# EXERCISE
The listing below has to be output exactly as given, less its pictures.

Segment Open

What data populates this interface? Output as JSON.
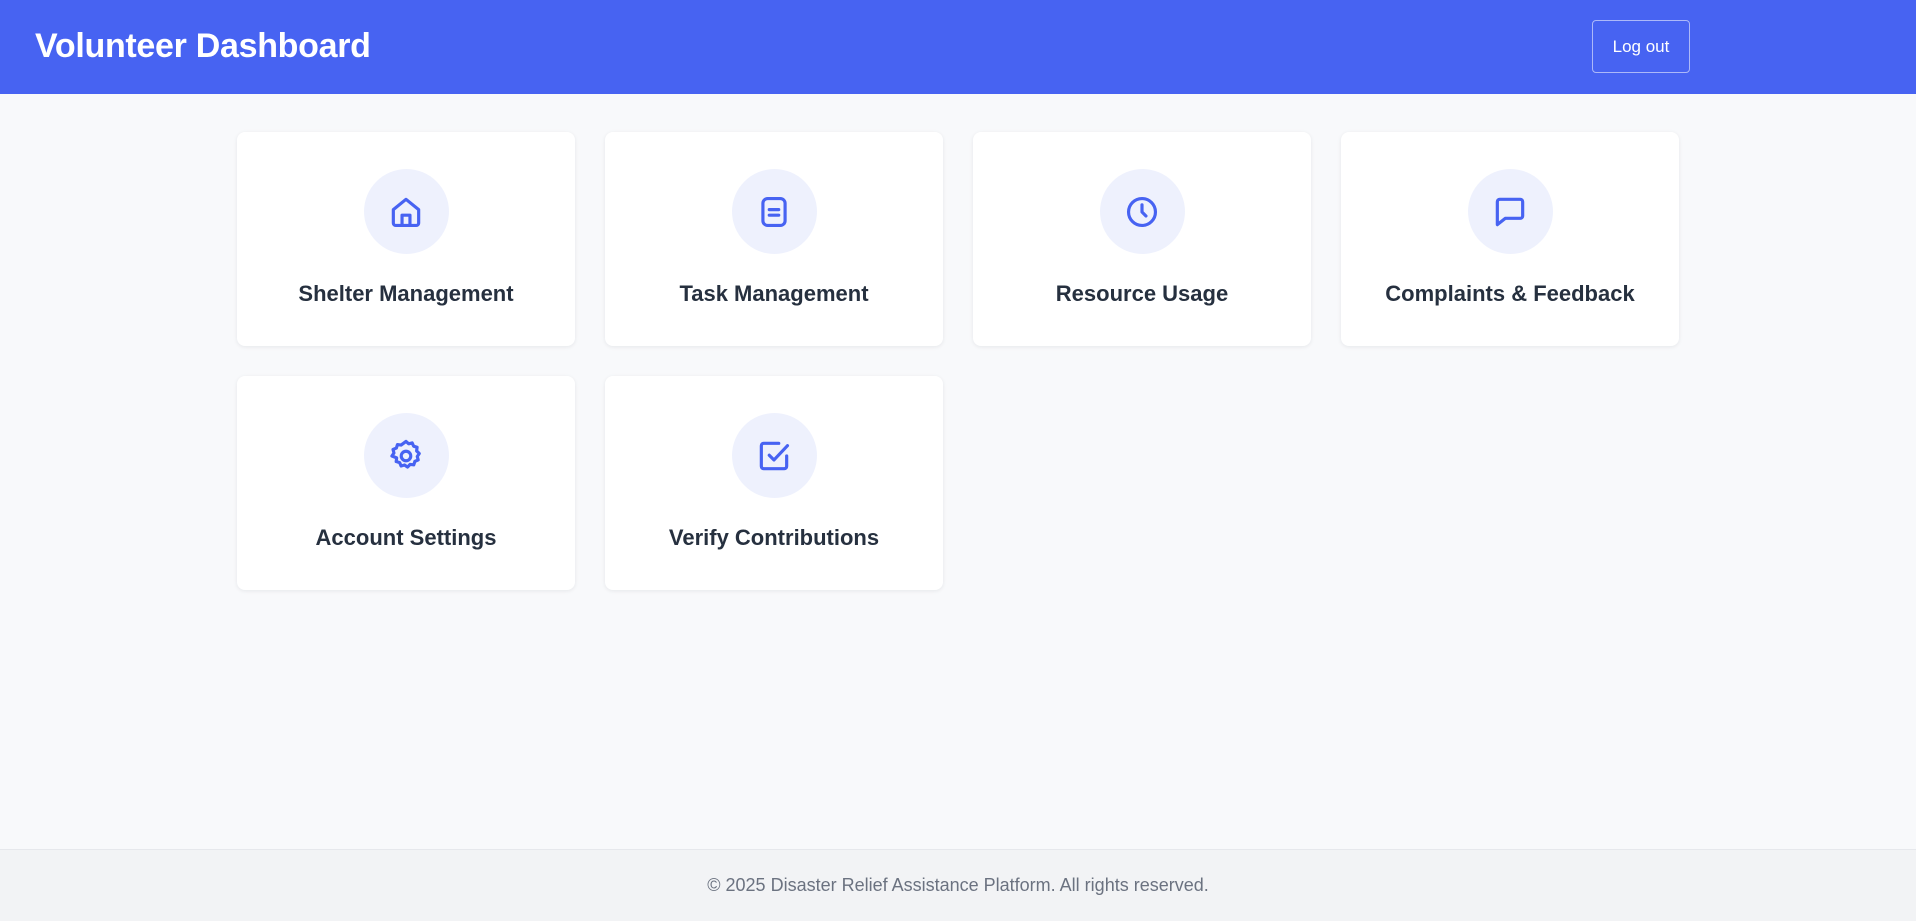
{
  "header": {
    "title": "Volunteer Dashboard",
    "logout_label": "Log out"
  },
  "cards": [
    {
      "label": "Shelter Management",
      "icon": "home-icon"
    },
    {
      "label": "Task Management",
      "icon": "list-icon"
    },
    {
      "label": "Resource Usage",
      "icon": "clock-icon"
    },
    {
      "label": "Complaints & Feedback",
      "icon": "message-icon"
    },
    {
      "label": "Account Settings",
      "icon": "gear-icon"
    },
    {
      "label": "Verify Contributions",
      "icon": "check-square-icon"
    }
  ],
  "footer": {
    "text": "© 2025 Disaster Relief Assistance Platform. All rights reserved."
  },
  "colors": {
    "header_bg": "#4763f2",
    "accent": "#4763f2",
    "icon_circle_bg": "#eef1fd",
    "card_text": "#26303f",
    "page_bg": "#f8f9fb"
  }
}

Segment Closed

# ANSWER TO THIS TASK
What data populates this interface? Output as JSON.
{
  "header": {
    "title": "Volunteer Dashboard",
    "logout_label": "Log out"
  },
  "cards": [
    {
      "label": "Shelter Management",
      "icon": "home-icon"
    },
    {
      "label": "Task Management",
      "icon": "list-icon"
    },
    {
      "label": "Resource Usage",
      "icon": "clock-icon"
    },
    {
      "label": "Complaints & Feedback",
      "icon": "message-icon"
    },
    {
      "label": "Account Settings",
      "icon": "gear-icon"
    },
    {
      "label": "Verify Contributions",
      "icon": "check-square-icon"
    }
  ],
  "footer": {
    "text": "© 2025 Disaster Relief Assistance Platform. All rights reserved."
  },
  "colors": {
    "header_bg": "#4763f2",
    "accent": "#4763f2",
    "icon_circle_bg": "#eef1fd",
    "card_text": "#26303f",
    "page_bg": "#f8f9fb"
  }
}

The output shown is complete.